Before I get to showing you my finished quilts I want to remind you one last time about our Sewcial Bee Sampler Survey. The survey will only remain open one more week, until August 9th, 2017. To help us better understand what you're looking for in a future sew along, Maureen and I have prepared an 8 question survey. This quick questionnaire is completely anonymous and your answers will give us better insight into serving your needs as a quilter. To ensure the most accurate results, please only take the survey once. Many thanks to the 472 SBS Makers who've already participated in the SBS questionnaire! If you've not yet had a chance to take the survey, please do using this link provided. The link is the same on both Maureen's and my blog and goes to the same survey. So, if you access the questionnaire from either Maureen's site or mine, your answers are compiled to the same place.  

Quilt 1: Bountiful 

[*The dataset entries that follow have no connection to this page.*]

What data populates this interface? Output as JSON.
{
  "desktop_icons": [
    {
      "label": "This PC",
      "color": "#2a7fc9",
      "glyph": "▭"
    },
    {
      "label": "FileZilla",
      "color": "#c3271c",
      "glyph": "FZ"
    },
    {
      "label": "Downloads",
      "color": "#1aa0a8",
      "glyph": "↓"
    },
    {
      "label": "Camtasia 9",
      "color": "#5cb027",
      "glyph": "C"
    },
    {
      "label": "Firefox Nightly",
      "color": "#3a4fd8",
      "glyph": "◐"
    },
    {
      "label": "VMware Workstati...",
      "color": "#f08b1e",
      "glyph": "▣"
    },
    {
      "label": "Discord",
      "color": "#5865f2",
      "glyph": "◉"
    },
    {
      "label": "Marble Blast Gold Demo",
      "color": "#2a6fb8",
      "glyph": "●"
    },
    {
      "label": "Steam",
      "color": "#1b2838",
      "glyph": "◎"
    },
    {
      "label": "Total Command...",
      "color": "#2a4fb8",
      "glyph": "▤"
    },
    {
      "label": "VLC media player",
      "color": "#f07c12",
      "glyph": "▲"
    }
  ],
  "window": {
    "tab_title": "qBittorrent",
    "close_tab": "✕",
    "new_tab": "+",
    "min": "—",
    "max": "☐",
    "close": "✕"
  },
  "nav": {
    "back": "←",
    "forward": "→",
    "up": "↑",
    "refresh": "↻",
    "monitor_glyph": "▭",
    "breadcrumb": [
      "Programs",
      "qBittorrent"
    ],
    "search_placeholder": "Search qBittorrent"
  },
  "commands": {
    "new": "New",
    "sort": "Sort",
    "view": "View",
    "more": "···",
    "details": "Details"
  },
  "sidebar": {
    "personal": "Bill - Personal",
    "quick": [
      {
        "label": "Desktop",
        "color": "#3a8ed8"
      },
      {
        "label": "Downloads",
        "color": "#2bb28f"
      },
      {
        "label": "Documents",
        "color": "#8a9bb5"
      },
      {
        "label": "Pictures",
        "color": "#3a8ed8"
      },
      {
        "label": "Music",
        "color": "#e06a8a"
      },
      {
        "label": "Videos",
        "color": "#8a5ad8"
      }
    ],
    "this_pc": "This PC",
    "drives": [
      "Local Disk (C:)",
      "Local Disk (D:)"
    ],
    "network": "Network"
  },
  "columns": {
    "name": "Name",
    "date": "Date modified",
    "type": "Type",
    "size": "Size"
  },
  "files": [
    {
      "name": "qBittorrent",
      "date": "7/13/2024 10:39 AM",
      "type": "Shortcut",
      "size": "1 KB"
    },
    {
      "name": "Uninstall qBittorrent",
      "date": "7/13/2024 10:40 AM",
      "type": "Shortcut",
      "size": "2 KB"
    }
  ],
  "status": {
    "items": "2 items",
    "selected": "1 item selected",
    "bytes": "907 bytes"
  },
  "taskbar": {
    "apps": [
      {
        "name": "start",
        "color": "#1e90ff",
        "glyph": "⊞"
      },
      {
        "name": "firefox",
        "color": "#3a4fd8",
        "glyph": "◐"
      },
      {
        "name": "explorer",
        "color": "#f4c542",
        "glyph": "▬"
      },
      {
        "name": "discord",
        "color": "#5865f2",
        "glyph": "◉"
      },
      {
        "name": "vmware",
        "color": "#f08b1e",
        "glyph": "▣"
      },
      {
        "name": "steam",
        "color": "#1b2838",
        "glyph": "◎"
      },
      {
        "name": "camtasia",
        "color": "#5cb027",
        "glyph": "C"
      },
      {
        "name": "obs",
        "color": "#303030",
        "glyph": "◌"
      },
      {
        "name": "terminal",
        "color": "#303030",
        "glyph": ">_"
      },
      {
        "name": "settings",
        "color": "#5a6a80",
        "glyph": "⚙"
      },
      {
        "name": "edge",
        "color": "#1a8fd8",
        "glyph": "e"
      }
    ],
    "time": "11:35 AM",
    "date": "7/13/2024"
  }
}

Originally I only planned to make one sampler quilt but very early into the sew along I could see I wanted to play with more fabric and color options and decided to make two to better show the variety that can be achieved in a project like this. I think each of my quilts has it's own personality as each and everyone of the SBS samplers have a unique point of view from the makers fabric choice, block assembly, and final layout arrangement. That's what makes a project like this so much fun.

My original quilt is made with fabrics from my newest Art Gallery Fabrics (AGF) collection called Bountiful. I also added in some coordinating AGF Pure Element solids.

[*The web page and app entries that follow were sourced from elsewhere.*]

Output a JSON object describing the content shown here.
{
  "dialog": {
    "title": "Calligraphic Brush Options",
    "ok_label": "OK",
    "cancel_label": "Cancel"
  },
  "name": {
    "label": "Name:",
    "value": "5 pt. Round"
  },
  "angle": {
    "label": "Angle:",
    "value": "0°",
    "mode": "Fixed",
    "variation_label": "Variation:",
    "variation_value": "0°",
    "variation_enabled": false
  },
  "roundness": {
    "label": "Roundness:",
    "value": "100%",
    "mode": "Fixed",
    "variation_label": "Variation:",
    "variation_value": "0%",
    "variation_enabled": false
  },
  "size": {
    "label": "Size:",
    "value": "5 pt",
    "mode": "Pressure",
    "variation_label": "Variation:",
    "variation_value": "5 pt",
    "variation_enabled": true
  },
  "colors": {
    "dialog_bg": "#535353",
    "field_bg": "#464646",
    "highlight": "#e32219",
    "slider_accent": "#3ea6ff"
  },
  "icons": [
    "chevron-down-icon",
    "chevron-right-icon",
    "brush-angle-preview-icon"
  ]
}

I decided to keep the sashing fabric the same as the block frames to make the blocks float on the white background. 

 

The batting for my Bountiful SBS sampler is Hobbs Tuscany Wool. This is an exceptionally fine product and makes for a lightweight quilt with extra loft than a cotton type batting. It is a little different machine quilting on wool because of the added loft and takes a little bit of getting used to handling but needle quilts with ease. I chose to do a very simple free motion stitching on this quilt to give it a modern touch. 

 
 
Photo courtesy of Alexis Wright

Photo courtesy of Alexis Wright

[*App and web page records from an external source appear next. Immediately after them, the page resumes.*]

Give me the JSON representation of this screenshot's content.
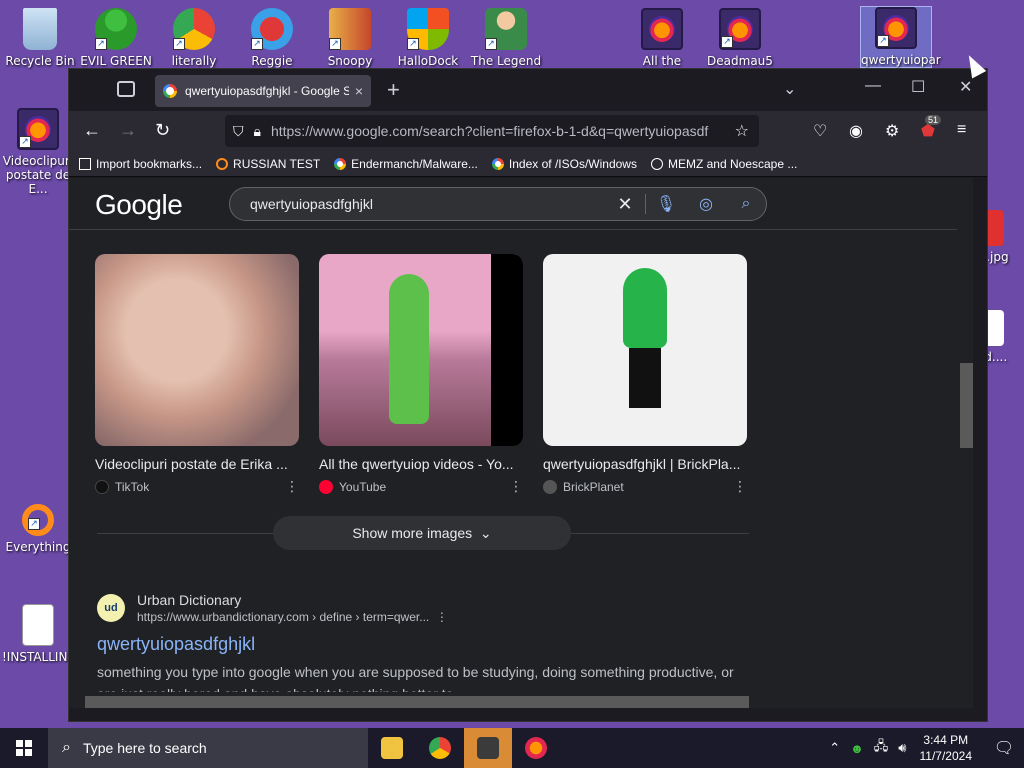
{
  "desktop": {
    "icons": [
      {
        "label": "Recycle Bin"
      },
      {
        "label": "EVIL GREEN"
      },
      {
        "label": "literally"
      },
      {
        "label": "Reggie Nights"
      },
      {
        "label": "Snoopy"
      },
      {
        "label": "HalloDock"
      },
      {
        "label": "The Legend"
      },
      {
        "label": "All the"
      },
      {
        "label": "Deadmau5 -"
      },
      {
        "label": "qwertyuiopar"
      },
      {
        "label": "Videoclipuri postate de E..."
      },
      {
        "label": "Everything"
      },
      {
        "label": "!INSTALLIN..."
      },
      {
        "label": "...l.jpg"
      },
      {
        "label": "...d...."
      }
    ]
  },
  "browser": {
    "tab": {
      "title": "qwertyuiopasdfghjkl - Google S",
      "close": "×"
    },
    "new_tab": "+",
    "window_controls": {
      "minimize": "—",
      "maximize": "☐",
      "close": "✕"
    },
    "url": "https://www.google.com/search?client=firefox-b-1-d&q=qwertyuiopasdf",
    "extension_badge": "51",
    "bookmarks": [
      {
        "label": "Import bookmarks..."
      },
      {
        "label": "RUSSIAN TEST"
      },
      {
        "label": "Endermanch/Malware..."
      },
      {
        "label": "Index of /ISOs/Windows"
      },
      {
        "label": "MEMZ and Noescape ..."
      }
    ]
  },
  "google": {
    "logo": "Google",
    "query": "qwertyuiopasdfghjkl",
    "images": [
      {
        "title": "Videoclipuri postate de Erika ...",
        "source": "TikTok"
      },
      {
        "title": "All the qwertyuiop videos - Yo...",
        "source": "YouTube"
      },
      {
        "title": "qwertyuiopasdfghjkl | BrickPla...",
        "source": "BrickPlanet"
      }
    ],
    "show_more": "Show more images",
    "result": {
      "favicon": "ud",
      "site": "Urban Dictionary",
      "url": "https://www.urbandictionary.com › define › term=qwer...",
      "title": "qwertyuiopasdfghjkl",
      "snippet": "something you type into google when you are supposed to be studying, doing something productive, or are just really bored and have absolutely nothing better to ..."
    }
  },
  "taskbar": {
    "search_placeholder": "Type here to search",
    "time": "3:44 PM",
    "date": "11/7/2024"
  }
}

Visit my Shop Fabrics page to find online quilt shops that carry Bountiful.

Quilt 2: Tiny Dancer

For my second SBS sampler quilt I decided to use fabrics from my first four Art Gallery Fabrics collections with the addition of the new Fusion reprints of my prints. I call my mixed group Tiny Dancer after the Sketchbook fabrics dandelion print by the same name.

On my second quilt I used my Sketchbook fabrics Speckled Lapis print for the block frames and a medium blue Mudcloth Blue print from Tapestry for the sashing. 

Since this quilt had a decidedly feminine quality to it with the colors and floral prints, I chose to stitch a dense, meandering floral machine quilting on it. The batting is the exquisite Hobbs Tuscany Silk batting. Truly the best batting I've ever had the pleasure to work with and works and handles much like a cotton batting.

 

To find shops that carry fabrics from my Gossamer, Sketchbook, Coastline, and Tapestry collections, use the links provided on my Shop Fabrics page

It was so much fun finally putting these blocks together and I love how they both turned out! My daughter helped me photography these over the weekend and I believe she has her eyes set on the Bountiful quilt for her guest bed (it's her favorite fabric collection to date). My year and a half year old granddaughter loved the Tiny Dancer mixed prints quilt and would point out the flowers and butterfly prints. I think someday when she's ready for a big girl bed, that will be her quilt. 

This Friday we still have another Giveaway Friday and it's going to be a big one! Maureen will be hosting the giveaway from her blog and I will be hosting the Instagram giveaway. Everything will be run as normal with the exception of the giveaway being slightly different in the two social media platforms. More about that on Friday!